  3. The expertise and experience to extract relevant data, reconstruct events and answer core questions related to the case.
  4. Technical and analytical skills
  5. Strong Communication and data presentation skills
  6. Command Over Cybersecurity Concepts
  7. Attention to detail
  8. High ethical and moral standards

How much does it typically cost for a Digital Forensics analyst?

Depending on the scope of the case, prices can range from $275/hour or a flat fee per device for data acquisition. Please call 800-262-3552 or email to send you our schedule of fees. 

What is eDiscovery?

Electronic discovery also known as e-discovery, e discovery, or eDiscovery, is the process that during litigation the opposing parties identify, collect, preserve, analyze, search, review, and exchange information in digital format using it as evidence.  


Examples of the types of ESI included are emails, instant messaging chats, documents, accounting databases, Web sites, and any other electronic information that could be relevant evidence in a lawsuit.  Also included in eDiscovery are “raw data” and “metadata,” which digital forensic investigators can review for hidden evidence.

Who uses eDiscovery?

Law firms, corporate legal departments, and governmental agencies that typically contract with eDiscovery professionals. Depending on the needs of the organization or individual, an eDiscovery professional may do the following:

  • Help collect, process, review, analyze, produce, and store ESI
  • Serve as liaison between legal team and IT personnel
  • Use technology to facilitate discovery
  • Educate on eDiscovery procedures and laws
  • Ensure compliance with federal ESI laws
  • Create policies around ESI

What is ESI?

Examples of the types of ESI included are emails, instant messaging chats, documents, accounting databases, Web sites, and any other electronic information that could be relevant evidence in a lawsuit.  Also included in eDiscovery are “raw data” and “metadata,” which digital forensic investigators can review for hidden evidence

What are the stages of the eDiscovery process?

Officially, the Electronic Discovery Reference Model (EDRM) framework outlines the standards of the eDiscovery process. The following are officially recognized phases of eDiscovery. The phases may need to be repeated as researchers understand more about the data.

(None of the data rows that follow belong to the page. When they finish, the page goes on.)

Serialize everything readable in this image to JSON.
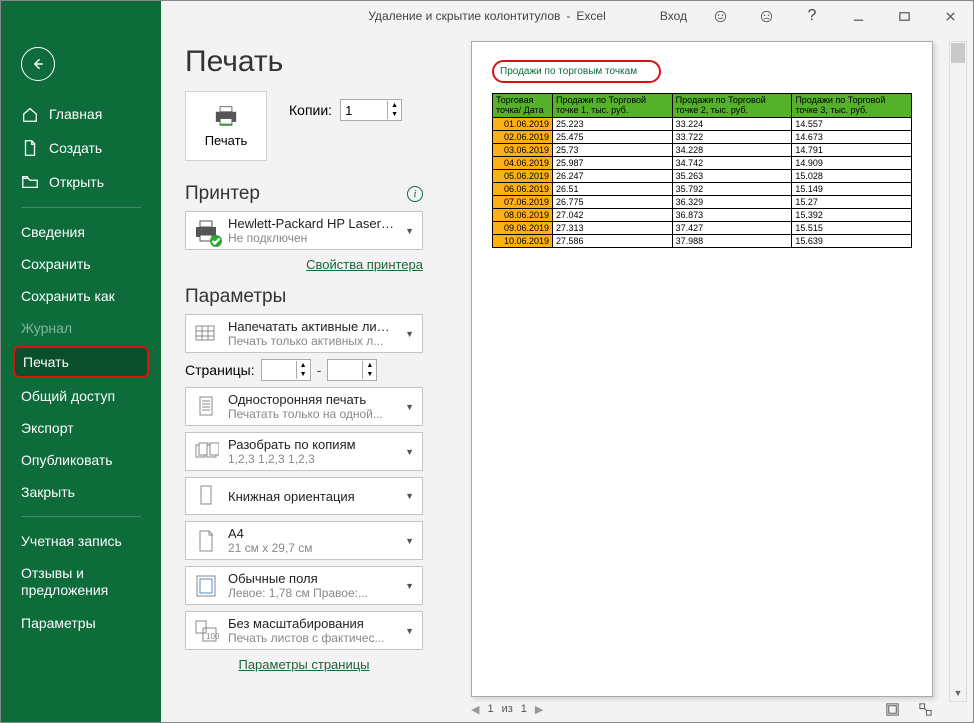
{
  "titlebar": {
    "doc": "Удаление и скрытие колонтитулов",
    "app": "Excel",
    "login": "Вход"
  },
  "sidebar": {
    "home": "Главная",
    "new": "Создать",
    "open": "Открыть",
    "info": "Сведения",
    "save": "Сохранить",
    "saveas": "Сохранить как",
    "history": "Журнал",
    "print": "Печать",
    "share": "Общий доступ",
    "export": "Экспорт",
    "publish": "Опубликовать",
    "close": "Закрыть",
    "account": "Учетная запись",
    "feedback": "Отзывы и предложения",
    "options": "Параметры"
  },
  "main": {
    "title": "Печать",
    "printBtn": "Печать",
    "copiesLabel": "Копии:",
    "copies": "1",
    "printerHeading": "Принтер",
    "printer": {
      "name": "Hewlett-Packard HP LaserJe...",
      "status": "Не подключен"
    },
    "printerProps": "Свойства принтера",
    "paramsHeading": "Параметры",
    "pagesLabel": "Страницы:",
    "pageSetup": "Параметры страницы",
    "drops": {
      "what": {
        "l1": "Напечатать активные листы",
        "l2": "Печать только активных л..."
      },
      "sides": {
        "l1": "Односторонняя печать",
        "l2": "Печатать только на одной..."
      },
      "collate": {
        "l1": "Разобрать по копиям",
        "l2": "1,2,3   1,2,3   1,2,3"
      },
      "orient": {
        "l1": "Книжная ориентация",
        "l2": ""
      },
      "paper": {
        "l1": "A4",
        "l2": "21 см x 29,7 см"
      },
      "margins": {
        "l1": "Обычные поля",
        "l2": "Левое:  1,78 см   Правое:..."
      },
      "scale": {
        "l1": "Без масштабирования",
        "l2": "Печать листов с фактичес..."
      }
    }
  },
  "preview": {
    "header": "Продажи по торговым точкам",
    "cols": [
      "Торговая точка/\nДата",
      "Продажи по Торговой точке 1, тыс. руб.",
      "Продажи по Торговой точке 2, тыс. руб.",
      "Продажи по Торговой точке 3, тыс. руб."
    ],
    "rows": [
      [
        "01.06.2019",
        "25.223",
        "33.224",
        "14.557"
      ],
      [
        "02.06.2019",
        "25.475",
        "33.722",
        "14.673"
      ],
      [
        "03.06.2019",
        "25.73",
        "34.228",
        "14.791"
      ],
      [
        "04.06.2019",
        "25.987",
        "34.742",
        "14.909"
      ],
      [
        "05.06.2019",
        "26.247",
        "35.263",
        "15.028"
      ],
      [
        "06.06.2019",
        "26.51",
        "35.792",
        "15.149"
      ],
      [
        "07.06.2019",
        "26.775",
        "36.329",
        "15.27"
      ],
      [
        "08.06.2019",
        "27.042",
        "36.873",
        "15.392"
      ],
      [
        "09.06.2019",
        "27.313",
        "37.427",
        "15.515"
      ],
      [
        "10.06.2019",
        "27.586",
        "37.988",
        "15.639"
      ]
    ],
    "pager": {
      "page": "1",
      "of": "из",
      "total": "1"
    }
  }
}
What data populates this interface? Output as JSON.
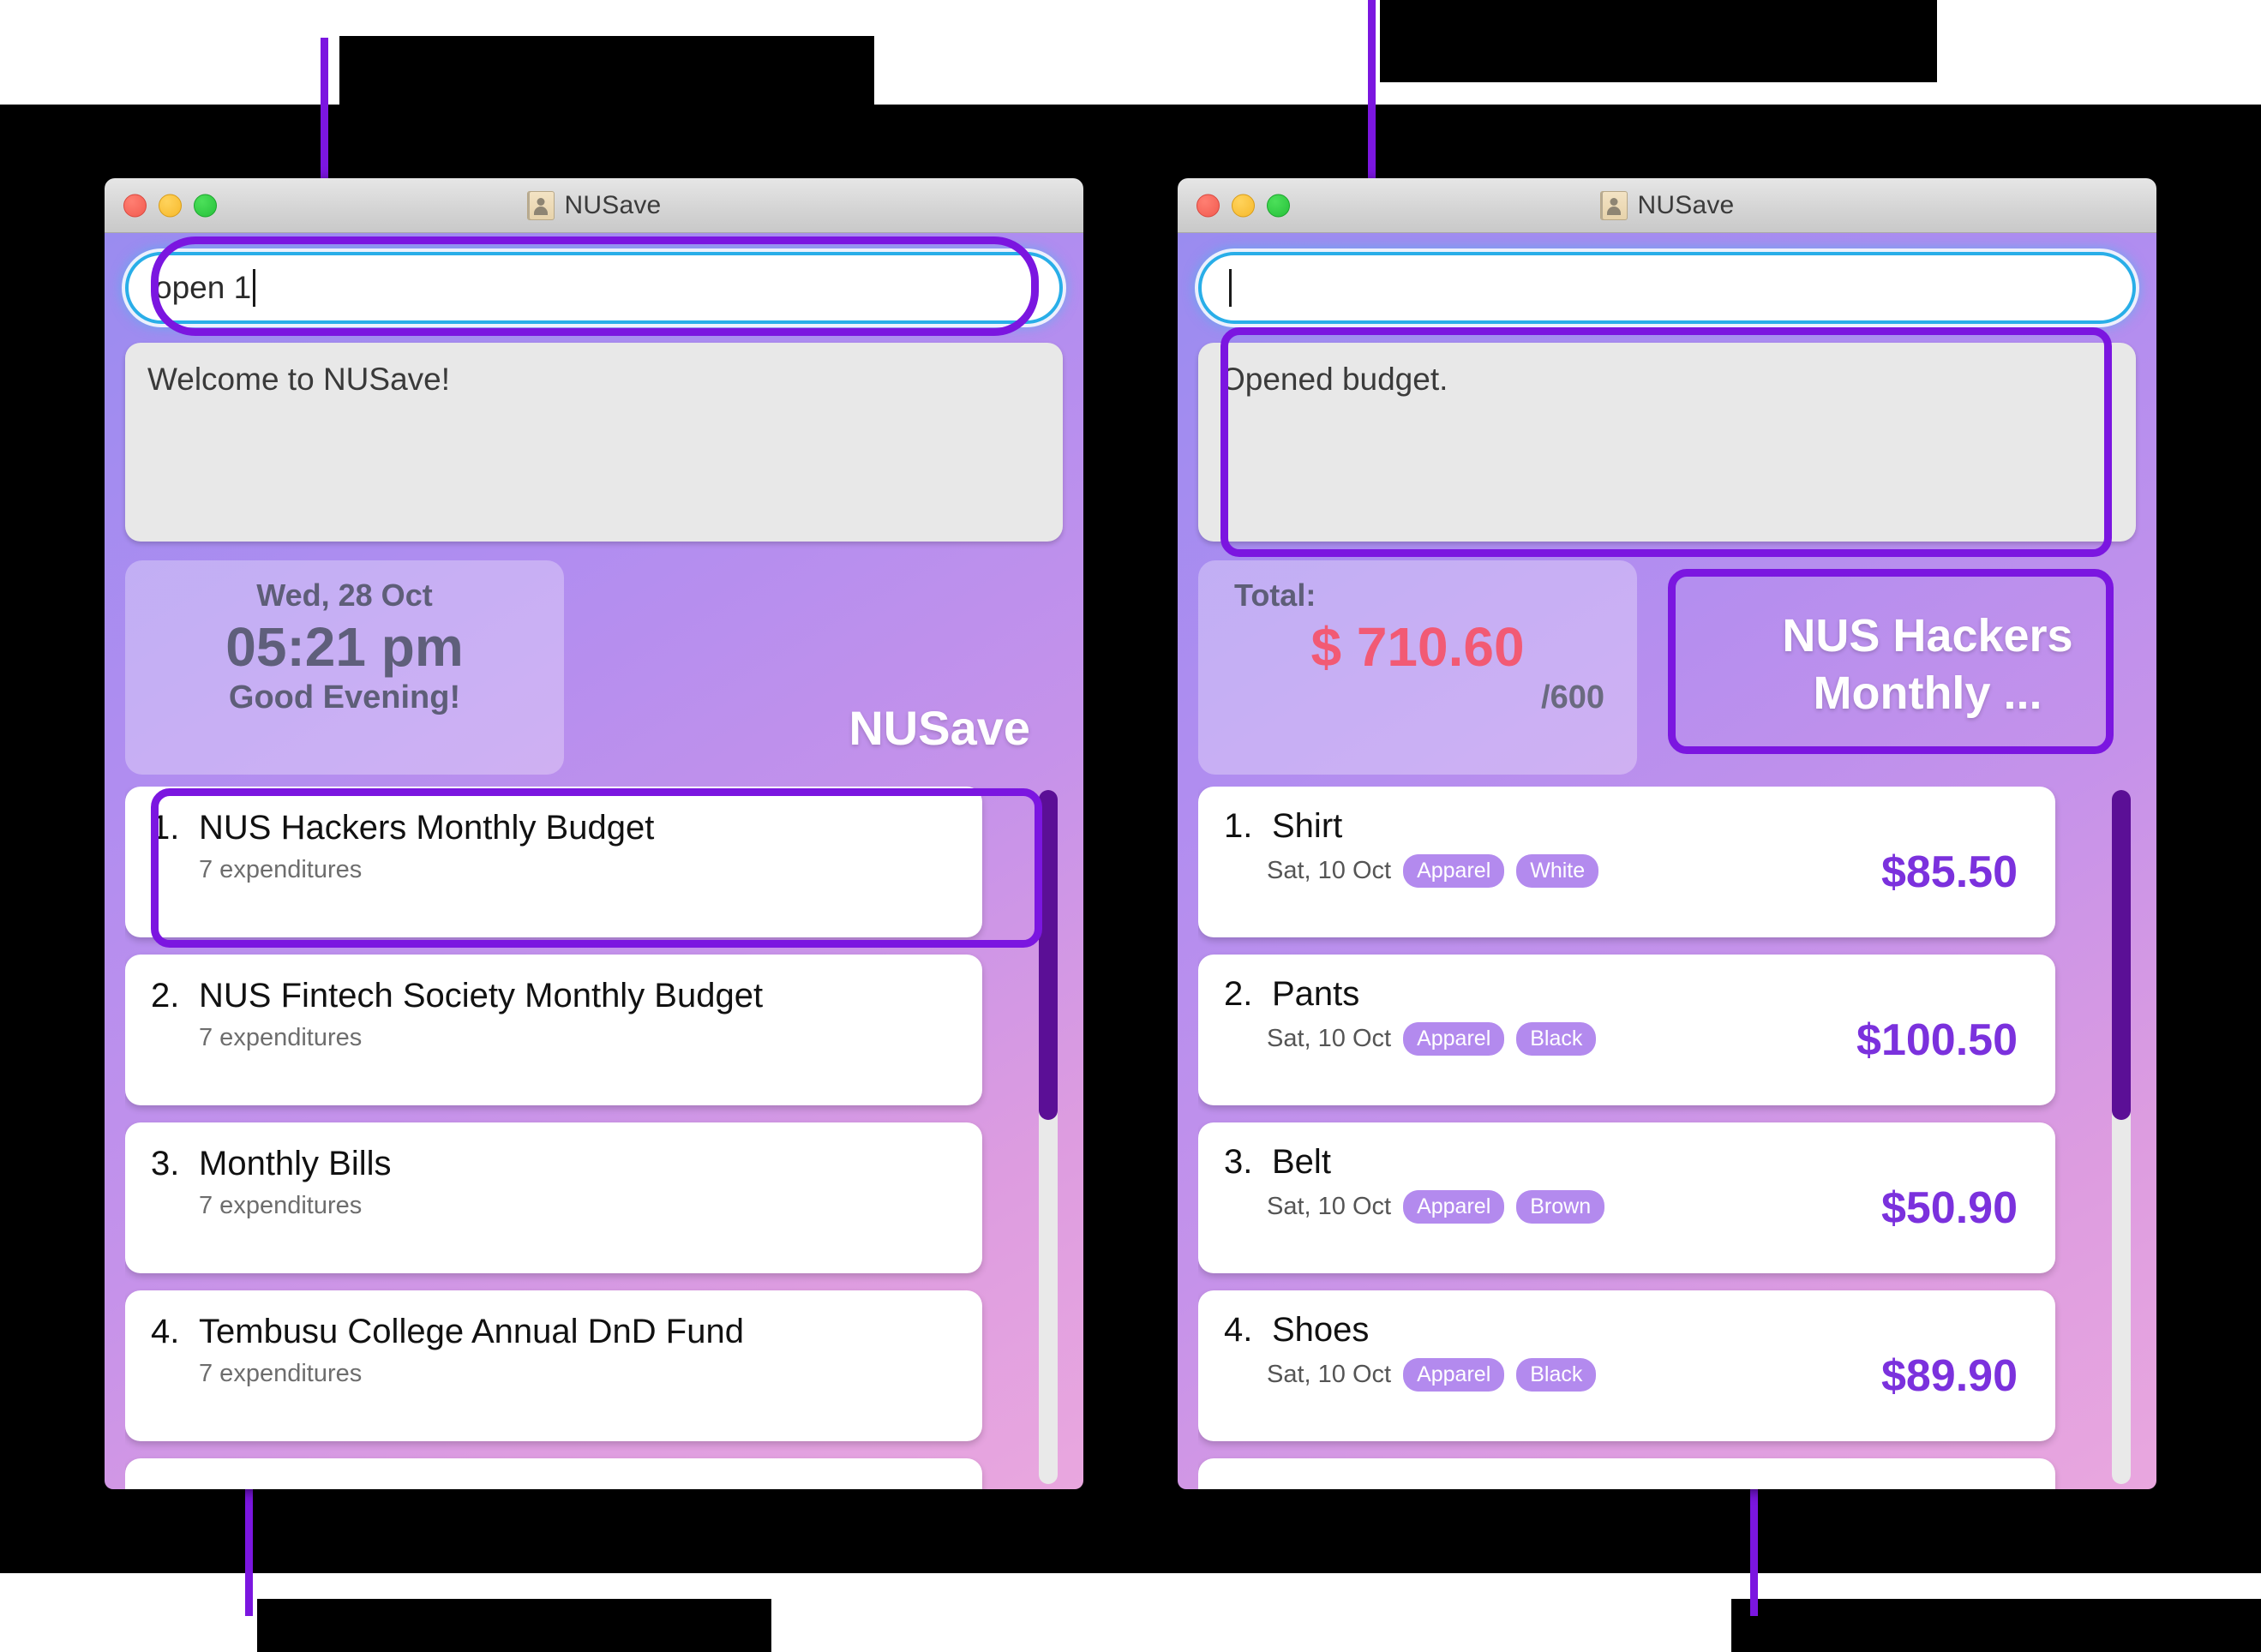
{
  "app": {
    "name": "NUSave",
    "icon": "contact-card-icon"
  },
  "colors": {
    "accent_purple": "#7b16e0",
    "amount_purple": "#7b31dd",
    "total_red": "#f25a74",
    "focus_blue": "#29aee8",
    "tag_purple": "#b38aee",
    "scroll_thumb": "#5b0f96"
  },
  "windows": [
    {
      "id": "left",
      "title": "NUSave",
      "traffic_lights": [
        "close",
        "minimize",
        "zoom"
      ],
      "command": {
        "value": "open 1",
        "placeholder": "",
        "has_caret": true
      },
      "feedback": {
        "message": "Welcome to NUSave!"
      },
      "info_card": {
        "date": "Wed, 28 Oct",
        "time": "05:21 pm",
        "greeting": "Good Evening!"
      },
      "brand": "NUSave",
      "list": [
        {
          "index": "1.",
          "title": "NUS Hackers Monthly Budget",
          "sub": "7 expenditures"
        },
        {
          "index": "2.",
          "title": "NUS Fintech Society Monthly Budget",
          "sub": "7 expenditures"
        },
        {
          "index": "3.",
          "title": "Monthly Bills",
          "sub": "7 expenditures"
        },
        {
          "index": "4.",
          "title": "Tembusu College Annual DnD Fund",
          "sub": "7 expenditures"
        }
      ]
    },
    {
      "id": "right",
      "title": "NUSave",
      "traffic_lights": [
        "close",
        "minimize",
        "zoom"
      ],
      "command": {
        "value": "",
        "placeholder": "",
        "has_caret": true
      },
      "feedback": {
        "message": "Opened budget."
      },
      "info_card": {
        "label": "Total:",
        "amount": "$ 710.60",
        "threshold": "/600"
      },
      "budget_chip": {
        "line1": "NUS Hackers",
        "line2": "Monthly ..."
      },
      "list": [
        {
          "index": "1.",
          "title": "Shirt",
          "date": "Sat, 10 Oct",
          "tags": [
            "Apparel",
            "White"
          ],
          "amount": "$85.50"
        },
        {
          "index": "2.",
          "title": "Pants",
          "date": "Sat, 10 Oct",
          "tags": [
            "Apparel",
            "Black"
          ],
          "amount": "$100.50"
        },
        {
          "index": "3.",
          "title": "Belt",
          "date": "Sat, 10 Oct",
          "tags": [
            "Apparel",
            "Brown"
          ],
          "amount": "$50.90"
        },
        {
          "index": "4.",
          "title": "Shoes",
          "date": "Sat, 10 Oct",
          "tags": [
            "Apparel",
            "Black"
          ],
          "amount": "$89.90"
        }
      ]
    }
  ],
  "annotations": {
    "redacted": true,
    "callouts": [
      {
        "id": "left-top",
        "text": ""
      },
      {
        "id": "right-top",
        "text": ""
      },
      {
        "id": "left-bottom",
        "text": ""
      },
      {
        "id": "right-bottom",
        "text": ""
      }
    ]
  }
}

  • Ediscovery Stage 1: Information Governance.
    • Organize and maintain data in a way that mitigates risk and cost should an entity have to perform eDiscovery.
  • Ediscovery Stage 2: Identification.
    • Determine location, scope, breadth, and depth of ESI. 
  • Ediscovery Stage 3: Preservation.
    • Ensure that ESI is protected.
  • Ediscovery Stage 4: Collection.
    • Gather, process, and review ESI for use in the eDiscovery process.
  • Ediscovery Stage 5: Processing.
    • Reduce the volume of ESI and convert to more usable forms (for review and analysis).
  • Ediscovery Stage 6: Review.
    • Evaluate ESI. Determine what data is important and who needs to have it.
  • Ediscovery Stage 7: Analysis.
    • Evaluate ESI for content and context.
  • Ediscovery Stage 8: Production.
    • Deliver ESI to others in appropriate forms and use appropriate delivery mechanisms.
  • Ediscovery Stage 9: Presentation.
    • Display ESI before audiences (at depositions, hearings, trials, etc.), especially in native and near-native forms, to elicit further information, validate existing facts or positions, or persuade an audience.

EDiscovery begins from the time a lawsuit is in motion and runs until the digital evidence is presented in court. The process can be broken down into three general phases:

  1. Attorneys identify the ESI and custodians relevant to the litigation and place the data on a legal hold.
  2. Both parties determine scope, identify any relevant data, and make eDiscovery requests and challenges. There is generally some back and forth regarding search parameters.
  3. Certified professionals extract the evidence, analyze it, and then convert it into a usable format (e.g., PDF) for court. These experts use analytical search techniques like pattern and trend identification to search and use resources more efficiently.